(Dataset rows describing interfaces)
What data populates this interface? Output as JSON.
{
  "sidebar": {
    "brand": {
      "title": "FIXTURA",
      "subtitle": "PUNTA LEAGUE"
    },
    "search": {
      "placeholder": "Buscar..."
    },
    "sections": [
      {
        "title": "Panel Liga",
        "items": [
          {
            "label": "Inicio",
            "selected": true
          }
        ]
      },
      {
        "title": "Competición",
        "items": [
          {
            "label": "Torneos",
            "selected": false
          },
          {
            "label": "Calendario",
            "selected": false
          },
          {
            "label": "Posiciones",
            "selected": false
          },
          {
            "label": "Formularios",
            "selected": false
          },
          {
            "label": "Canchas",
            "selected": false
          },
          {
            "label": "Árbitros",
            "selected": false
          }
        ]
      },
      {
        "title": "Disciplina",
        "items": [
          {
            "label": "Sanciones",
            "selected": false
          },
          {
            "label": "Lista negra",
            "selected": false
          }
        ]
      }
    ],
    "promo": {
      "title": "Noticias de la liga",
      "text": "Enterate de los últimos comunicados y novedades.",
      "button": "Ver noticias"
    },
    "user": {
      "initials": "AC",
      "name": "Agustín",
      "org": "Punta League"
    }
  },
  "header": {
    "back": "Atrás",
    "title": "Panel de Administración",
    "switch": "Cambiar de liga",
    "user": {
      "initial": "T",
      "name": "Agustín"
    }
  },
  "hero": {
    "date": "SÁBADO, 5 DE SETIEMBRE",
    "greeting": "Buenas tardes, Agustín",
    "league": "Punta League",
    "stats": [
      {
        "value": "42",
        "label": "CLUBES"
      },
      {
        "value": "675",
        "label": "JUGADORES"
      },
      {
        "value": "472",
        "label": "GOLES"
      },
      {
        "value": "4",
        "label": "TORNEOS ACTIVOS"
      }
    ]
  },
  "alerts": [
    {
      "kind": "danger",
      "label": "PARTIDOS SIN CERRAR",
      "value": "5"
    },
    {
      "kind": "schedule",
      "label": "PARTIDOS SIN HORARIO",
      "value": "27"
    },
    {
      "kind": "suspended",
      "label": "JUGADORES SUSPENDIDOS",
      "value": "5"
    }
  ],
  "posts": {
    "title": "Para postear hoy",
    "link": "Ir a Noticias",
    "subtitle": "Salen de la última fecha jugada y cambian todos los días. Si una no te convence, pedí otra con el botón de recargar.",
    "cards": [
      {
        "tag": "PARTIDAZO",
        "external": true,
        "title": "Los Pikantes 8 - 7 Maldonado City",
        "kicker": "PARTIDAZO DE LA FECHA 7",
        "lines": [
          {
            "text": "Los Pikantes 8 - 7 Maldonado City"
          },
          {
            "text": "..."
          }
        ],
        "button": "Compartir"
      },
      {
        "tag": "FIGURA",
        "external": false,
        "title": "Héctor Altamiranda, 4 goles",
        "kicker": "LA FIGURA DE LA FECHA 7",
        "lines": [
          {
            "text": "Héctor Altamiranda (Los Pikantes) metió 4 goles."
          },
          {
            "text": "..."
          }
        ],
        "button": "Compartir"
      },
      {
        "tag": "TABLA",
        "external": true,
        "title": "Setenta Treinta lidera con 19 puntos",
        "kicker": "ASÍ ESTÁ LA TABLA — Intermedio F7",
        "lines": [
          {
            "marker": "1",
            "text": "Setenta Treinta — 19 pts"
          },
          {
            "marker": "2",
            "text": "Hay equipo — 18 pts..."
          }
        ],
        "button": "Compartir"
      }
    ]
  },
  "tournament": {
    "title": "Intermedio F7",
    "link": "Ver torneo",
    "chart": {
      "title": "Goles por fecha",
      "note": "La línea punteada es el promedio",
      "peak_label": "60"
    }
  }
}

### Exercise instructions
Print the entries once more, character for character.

### Written answer
What data populates this interface? Output as JSON.
{
  "sidebar": {
    "brand": {
      "title": "FIXTURA",
      "subtitle": "PUNTA LEAGUE"
    },
    "search": {
      "placeholder": "Buscar..."
    },
    "sections": [
      {
        "title": "Panel Liga",
        "items": [
          {
            "label": "Inicio",
            "selected": true
          }
        ]
      },
      {
        "title": "Competición",
        "items": [
          {
            "label": "Torneos",
            "selected": false
          },
          {
            "label": "Calendario",
            "selected": false
          },
          {
            "label": "Posiciones",
            "selected": false
          },
          {
            "label": "Formularios",
            "selected": false
          },
          {
            "label": "Canchas",
            "selected": false
          },
          {
            "label": "Árbitros",
            "selected": false
          }
        ]
      },
      {
        "title": "Disciplina",
        "items": [
          {
            "label": "Sanciones",
            "selected": false
          },
          {
            "label": "Lista negra",
            "selected": false
          }
        ]
      }
    ],
    "promo": {
      "title": "Noticias de la liga",
      "text": "Enterate de los últimos comunicados y novedades.",
      "button": "Ver noticias"
    },
    "user": {
      "initials": "AC",
      "name": "Agustín",
      "org": "Punta League"
    }
  },
  "header": {
    "back": "Atrás",
    "title": "Panel de Administración",
    "switch": "Cambiar de liga",
    "user": {
      "initial": "T",
      "name": "Agustín"
    }
  },
  "hero": {
    "date": "SÁBADO, 5 DE SETIEMBRE",
    "greeting": "Buenas tardes, Agustín",
    "league": "Punta League",
    "stats": [
      {
        "value": "42",
        "label": "CLUBES"
      },
      {
        "value": "675",
        "label": "JUGADORES"
      },
      {
        "value": "472",
        "label": "GOLES"
      },
      {
        "value": "4",
        "label": "TORNEOS ACTIVOS"
      }
    ]
  },
  "alerts": [
    {
      "kind": "danger",
      "label": "PARTIDOS SIN CERRAR",
      "value": "5"
    },
    {
      "kind": "schedule",
      "label": "PARTIDOS SIN HORARIO",
      "value": "27"
    },
    {
      "kind": "suspended",
      "label": "JUGADORES SUSPENDIDOS",
      "value": "5"
    }
  ],
  "posts": {
    "title": "Para postear hoy",
    "link": "Ir a Noticias",
    "subtitle": "Salen de la última fecha jugada y cambian todos los días. Si una no te convence, pedí otra con el botón de recargar.",
    "cards": [
      {
        "tag": "PARTIDAZO",
        "external": true,
        "title": "Los Pikantes 8 - 7 Maldonado City",
        "kicker": "PARTIDAZO DE LA FECHA 7",
        "lines": [
          {
            "text": "Los Pikantes 8 - 7 Maldonado City"
          },
          {
            "text": "..."
          }
        ],
        "button": "Compartir"
      },
      {
        "tag": "FIGURA",
        "external": false,
        "title": "Héctor Altamiranda, 4 goles",
        "kicker": "LA FIGURA DE LA FECHA 7",
        "lines": [
          {
            "text": "Héctor Altamiranda (Los Pikantes) metió 4 goles."
          },
          {
            "text": "..."
          }
        ],
        "button": "Compartir"
      },
      {
        "tag": "TABLA",
        "external": true,
        "title": "Setenta Treinta lidera con 19 puntos",
        "kicker": "ASÍ ESTÁ LA TABLA — Intermedio F7",
        "lines": [
          {
            "marker": "1",
            "text": "Setenta Treinta — 19 pts"
          },
          {
            "marker": "2",
            "text": "Hay equipo — 18 pts..."
          }
        ],
        "button": "Compartir"
      }
    ]
  },
  "tournament": {
    "title": "Intermedio F7",
    "link": "Ver torneo",
    "chart": {
      "title": "Goles por fecha",
      "note": "La línea punteada es el promedio",
      "peak_label": "60"
    }
  }
}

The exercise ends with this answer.